"Our investments in high-quality content across the company continue to pay off," said Bewkes.

Film revenue rose 8% thanks to stronger theatrical performances from the likes of "Clash of the Titans" and "Sex and the City 2," higher TV license fees and better video game results. But adjusted film operating profit declined 2% due to higher theatrical and TV film and advertising costs. Home video revenue was down 8% on sluggish sales and a special item that had boosted the year-ago results.

Management reiterated that the Warner Bros. film unit will post "very strong" results for the full year 2010. By pushing digital distribution, especially of home entertainment, and controlling costs TW hopes to keep improving film unit profitability, brass said,

At TW's TV networks unit, revenue rose 11% and operating income grew 14% as ad revenue rose and international expansion and higher sales of HBO original programs, such as "The Pacific" and "True Blood," contributed their part. TW lauded the ad gains at the Turner networks despite recent ratings challenges and highlighted that their upfront ad market haul was at the high end of the industry.

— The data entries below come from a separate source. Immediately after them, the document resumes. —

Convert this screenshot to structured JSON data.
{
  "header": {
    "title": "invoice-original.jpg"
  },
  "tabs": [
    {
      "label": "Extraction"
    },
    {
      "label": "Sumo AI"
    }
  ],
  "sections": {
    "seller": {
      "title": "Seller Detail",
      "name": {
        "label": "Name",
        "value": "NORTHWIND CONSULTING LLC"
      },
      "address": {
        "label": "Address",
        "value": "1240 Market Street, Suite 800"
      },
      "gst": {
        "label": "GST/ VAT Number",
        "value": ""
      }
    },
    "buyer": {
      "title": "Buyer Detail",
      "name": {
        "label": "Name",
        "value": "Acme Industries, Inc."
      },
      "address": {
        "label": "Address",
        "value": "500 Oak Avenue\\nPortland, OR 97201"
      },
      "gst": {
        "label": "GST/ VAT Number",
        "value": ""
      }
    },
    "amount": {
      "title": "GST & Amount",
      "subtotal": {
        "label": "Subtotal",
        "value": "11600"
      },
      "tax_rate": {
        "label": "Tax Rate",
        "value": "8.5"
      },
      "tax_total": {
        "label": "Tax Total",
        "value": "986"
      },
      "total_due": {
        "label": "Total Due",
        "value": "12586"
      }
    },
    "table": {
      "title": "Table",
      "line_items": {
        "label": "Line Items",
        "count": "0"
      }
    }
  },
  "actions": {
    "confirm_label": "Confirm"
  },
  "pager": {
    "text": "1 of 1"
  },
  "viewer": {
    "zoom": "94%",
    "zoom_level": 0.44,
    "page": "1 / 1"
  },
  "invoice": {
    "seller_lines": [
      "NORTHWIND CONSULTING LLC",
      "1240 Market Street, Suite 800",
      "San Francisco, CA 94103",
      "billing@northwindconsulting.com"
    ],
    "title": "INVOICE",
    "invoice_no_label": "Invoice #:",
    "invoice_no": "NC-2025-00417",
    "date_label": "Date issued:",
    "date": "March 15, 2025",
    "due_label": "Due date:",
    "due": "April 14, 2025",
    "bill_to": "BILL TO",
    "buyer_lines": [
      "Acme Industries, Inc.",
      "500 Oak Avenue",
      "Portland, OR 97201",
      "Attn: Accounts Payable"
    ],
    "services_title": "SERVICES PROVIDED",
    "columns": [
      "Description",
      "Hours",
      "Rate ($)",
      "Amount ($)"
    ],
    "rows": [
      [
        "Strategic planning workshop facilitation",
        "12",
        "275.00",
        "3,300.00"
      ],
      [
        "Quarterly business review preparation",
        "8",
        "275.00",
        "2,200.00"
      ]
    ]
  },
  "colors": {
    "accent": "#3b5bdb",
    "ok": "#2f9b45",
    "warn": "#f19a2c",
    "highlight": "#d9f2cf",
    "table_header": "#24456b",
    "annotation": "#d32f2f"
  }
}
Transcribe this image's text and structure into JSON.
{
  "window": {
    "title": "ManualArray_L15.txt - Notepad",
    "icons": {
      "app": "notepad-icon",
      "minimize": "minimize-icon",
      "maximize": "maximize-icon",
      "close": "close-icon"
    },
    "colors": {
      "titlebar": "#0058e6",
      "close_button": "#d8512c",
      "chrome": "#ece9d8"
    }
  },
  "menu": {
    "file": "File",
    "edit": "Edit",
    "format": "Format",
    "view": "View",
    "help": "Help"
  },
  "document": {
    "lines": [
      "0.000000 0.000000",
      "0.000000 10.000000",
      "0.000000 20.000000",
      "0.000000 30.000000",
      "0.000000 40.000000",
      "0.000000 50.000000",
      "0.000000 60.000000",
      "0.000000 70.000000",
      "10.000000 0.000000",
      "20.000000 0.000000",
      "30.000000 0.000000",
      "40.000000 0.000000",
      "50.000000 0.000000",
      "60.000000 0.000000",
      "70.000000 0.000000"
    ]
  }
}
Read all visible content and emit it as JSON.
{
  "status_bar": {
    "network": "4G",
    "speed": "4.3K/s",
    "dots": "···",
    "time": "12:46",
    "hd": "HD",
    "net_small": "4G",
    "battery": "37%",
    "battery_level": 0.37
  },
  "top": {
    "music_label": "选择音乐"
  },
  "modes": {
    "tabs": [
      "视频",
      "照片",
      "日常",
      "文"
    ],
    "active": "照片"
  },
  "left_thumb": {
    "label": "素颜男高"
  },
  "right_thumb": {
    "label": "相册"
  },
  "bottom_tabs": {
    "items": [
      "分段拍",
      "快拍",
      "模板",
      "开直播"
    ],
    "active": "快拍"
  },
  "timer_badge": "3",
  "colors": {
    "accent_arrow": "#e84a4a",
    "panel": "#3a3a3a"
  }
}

CFO John Martin said TW expects another strong ad growth performance in the current third quarter, even though he acknowledged it may be tough for the firm to maintain the strong momentum of the second quarter. Scatter, or current ad sales, market prices are still up more than 20% over upfront levels currently though, he said.

In a memo to TW staff, which THR obtained, Bewkes lauded his conglomerate's content-driven performance. "Warner Bros.' performance certainly highlights the quality and appeal of our content," he wrote in the memo entitled "We Are Gaining Momentum."

He also highlighted how well and naturally TW's units work together these days - something that always remained elusive at the much-maligned AOL-TW. Discussing the increasing collaboration, Bewkes said: "I think there's much of it at Time Warner than any other media company - growing from the natural affinities and points of contact among our businesses." Such cooperation becomes increasingly important "as platforms, windows and technologies continue to evolve," he argued.

Here is a look at further highlights from the conference call:
- Asked about the financial effect from recent agreements to push back the windows, in which Netflix and Redbox get their hands on TW DVDs for rentals, Bewkes said the 28 day delay has been "quite good," particularly for big titles, such as "The Blind Side" and "Sherlock Holmes." He said that his firm has seen "considerably higher" sales in weeks 2-4 for such titles. Plus, TW has seen films from other studios that don't use this windowing structure "appear to be underperforming," Bewkes said.

- Asked about the future of MGM, Bewkes said the studio seems to be moving away from a sales auction with some recent steps seeming "pretty inept." He highlighted that while TW made a bid - valued at $1.5 billion, it never had access to full financials to verify the studio was truly worth that bid.

- While he acknowledged the disappointing boxoffice performance of "Cats & Dogs: The Revenge of Kitty Galore," Bewkes said the success of "Inception" and TW's overall studio strength continue to make him bullish on the film unit's outlook.